Everything about the Pomeranian is bright: his eyes, his temperament, and his intelligence. Though he’s very fond of his family and delighted to get some lap time, he’s also a busy little guy. You’re more likely to find him trotting around your house on an important mission than snoozing on the sofa.
The Pom’s activity level makes him an ideal pet for someone who wants a small dog with the personality traits of the full-size sled and herding dogs from which this breed originates. Because he’s tiny, he can probably get enough exercise indoors, but he’s happiest when he gets to go on long walks, chase leaves, and play with other small dogs. He is athletic and frequently participates in dog sports such as agility, freestyle, obedience, rally, and tracking. Because of his diminutive size, he is suited to life in an apartment, but he is just as at home on a ranch or estate. However, he’s far too tiny to live outdoors. He needs to live inside with his family.
Pomeranians have a profuse double coat that needs regular brushing but are otherwise easy to care for. And, make no mistake, Poms bark. It may not be deafening, but it can be annoying and difficult to stop, even with training. As with many small dogs, Pomeranians may be harder to housetrain.
A Pomeranian can go to his new home at 8 to 10 weeks of age, but sometimes I like to keep pups until they are 12 to 14 weeks old to make sure they are mature enough to go to their new homes.
Pomeranians are prone to dislocated patella (kneecap), slipped stifle, heart problems, eye infections, skin irritations and tooth decay and early loss. It is recommended that they are fed dry dog food or crunchy Milk Bones daily to help keep the teeth and gums in good condition. Newborn Pom puppies are very tiny and fragile. Three newborns can be held in the palm of one’s hand. Dams on the smaller side often need to deliver by cesarean section. When the dog is old it may become molted with bald spots.

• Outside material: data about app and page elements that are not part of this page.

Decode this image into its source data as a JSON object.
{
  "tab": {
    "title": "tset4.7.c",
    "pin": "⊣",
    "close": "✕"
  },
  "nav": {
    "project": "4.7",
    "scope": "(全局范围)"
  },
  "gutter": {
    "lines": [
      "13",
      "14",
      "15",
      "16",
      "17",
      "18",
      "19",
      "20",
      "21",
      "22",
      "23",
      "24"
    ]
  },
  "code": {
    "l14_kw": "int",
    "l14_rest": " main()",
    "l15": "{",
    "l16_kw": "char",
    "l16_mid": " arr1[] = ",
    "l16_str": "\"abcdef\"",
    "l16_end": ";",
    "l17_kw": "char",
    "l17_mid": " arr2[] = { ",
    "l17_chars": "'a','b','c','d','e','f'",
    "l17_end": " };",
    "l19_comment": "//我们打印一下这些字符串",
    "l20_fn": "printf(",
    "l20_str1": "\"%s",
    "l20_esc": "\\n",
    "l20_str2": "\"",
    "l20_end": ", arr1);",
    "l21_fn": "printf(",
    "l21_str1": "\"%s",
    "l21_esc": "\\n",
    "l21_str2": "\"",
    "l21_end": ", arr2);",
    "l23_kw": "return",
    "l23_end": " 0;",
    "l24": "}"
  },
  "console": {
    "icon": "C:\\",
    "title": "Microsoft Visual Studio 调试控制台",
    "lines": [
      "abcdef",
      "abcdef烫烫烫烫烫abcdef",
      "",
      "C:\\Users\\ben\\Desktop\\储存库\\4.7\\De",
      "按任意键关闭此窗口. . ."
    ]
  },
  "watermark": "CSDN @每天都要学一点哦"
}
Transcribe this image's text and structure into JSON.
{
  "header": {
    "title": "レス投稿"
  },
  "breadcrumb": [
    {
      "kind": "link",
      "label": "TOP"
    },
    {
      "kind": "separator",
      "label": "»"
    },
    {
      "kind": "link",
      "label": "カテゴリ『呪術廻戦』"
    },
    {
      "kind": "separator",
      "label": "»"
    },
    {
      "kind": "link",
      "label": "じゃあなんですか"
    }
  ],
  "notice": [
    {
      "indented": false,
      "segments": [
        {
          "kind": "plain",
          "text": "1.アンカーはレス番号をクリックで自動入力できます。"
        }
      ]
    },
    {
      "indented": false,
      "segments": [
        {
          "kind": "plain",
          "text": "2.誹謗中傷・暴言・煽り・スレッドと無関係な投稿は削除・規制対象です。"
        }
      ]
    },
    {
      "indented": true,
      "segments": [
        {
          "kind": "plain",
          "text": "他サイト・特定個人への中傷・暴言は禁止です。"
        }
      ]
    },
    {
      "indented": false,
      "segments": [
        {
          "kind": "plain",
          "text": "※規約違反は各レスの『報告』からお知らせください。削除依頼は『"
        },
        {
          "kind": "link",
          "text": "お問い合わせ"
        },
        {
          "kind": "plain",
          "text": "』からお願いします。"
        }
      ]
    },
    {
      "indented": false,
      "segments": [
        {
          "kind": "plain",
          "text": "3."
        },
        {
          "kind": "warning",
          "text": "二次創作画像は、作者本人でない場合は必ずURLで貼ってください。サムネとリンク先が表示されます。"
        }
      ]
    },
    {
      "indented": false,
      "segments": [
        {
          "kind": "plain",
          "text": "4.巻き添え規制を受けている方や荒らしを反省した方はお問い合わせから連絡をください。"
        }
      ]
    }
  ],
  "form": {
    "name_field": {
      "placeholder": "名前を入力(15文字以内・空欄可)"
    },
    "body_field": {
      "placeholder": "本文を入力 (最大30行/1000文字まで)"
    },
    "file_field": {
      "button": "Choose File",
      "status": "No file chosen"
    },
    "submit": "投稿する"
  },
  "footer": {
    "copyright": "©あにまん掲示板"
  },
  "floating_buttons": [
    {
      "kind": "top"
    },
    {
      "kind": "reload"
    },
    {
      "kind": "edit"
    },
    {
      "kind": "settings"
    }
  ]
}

The Pomeranian is good for apartment living. These dogs are very active indoors and will do okay without a yard. Be careful they do not overheat in hot weather.
Poms need a daily walk. Play will take care of a lot of their exercise needs, however, as with all breeds, play will not fulfill their primal instinct to walk. Dogs that do not get to go on daily walks are more likely to display behavior problems. They will also enjoy a good romp in a safe, open area off lead, such as a large, fenced-in yard.
About 15 years
The Pomeranian's very long, double coat should be brushed frequently. If you work from the head, parting the coat and brushing it forward, it will fall neatly back in place, so the task, although time-consuming, is relatively easy. The cottony undercoat is shed once or twice a year. Dry shampoo when necessary. Clean the eyes and ears daily and take the dog for regular dental checkups. The Pomeranian is a constant shedder.
The Pomeranian got its name from the region of Pomerania, which is now the area of Germany and Poland, where it was developed from the ancient Spitz breeds. The original Pomeranians were much larger, weighing up to 30 pounds, and worked as sheep herders. Marie Antoinette, Emile Zola, Mozart and Queen Victoria all owned Pomeranians. In 1870 the Kennel Club in England first recognized them as a breed. In 1888 Queen Victoria began breeding and showing the dogs. It was she who started breeding them down in size, making the breed very popular in England. The Pomeranian was first recognized by the AKC in 1888. Some of the Pom's talents include: watchdog, agility and performing tricks. Poms make superior circus performers.
Tiny and bright-eyed, the spunky Pomeranian greets the world with endless curiosity and a sure sense that he’s the cutest thing around. He is clever, adaptable, and happy, whether hanging at home or performing as a top athlete on an agility course.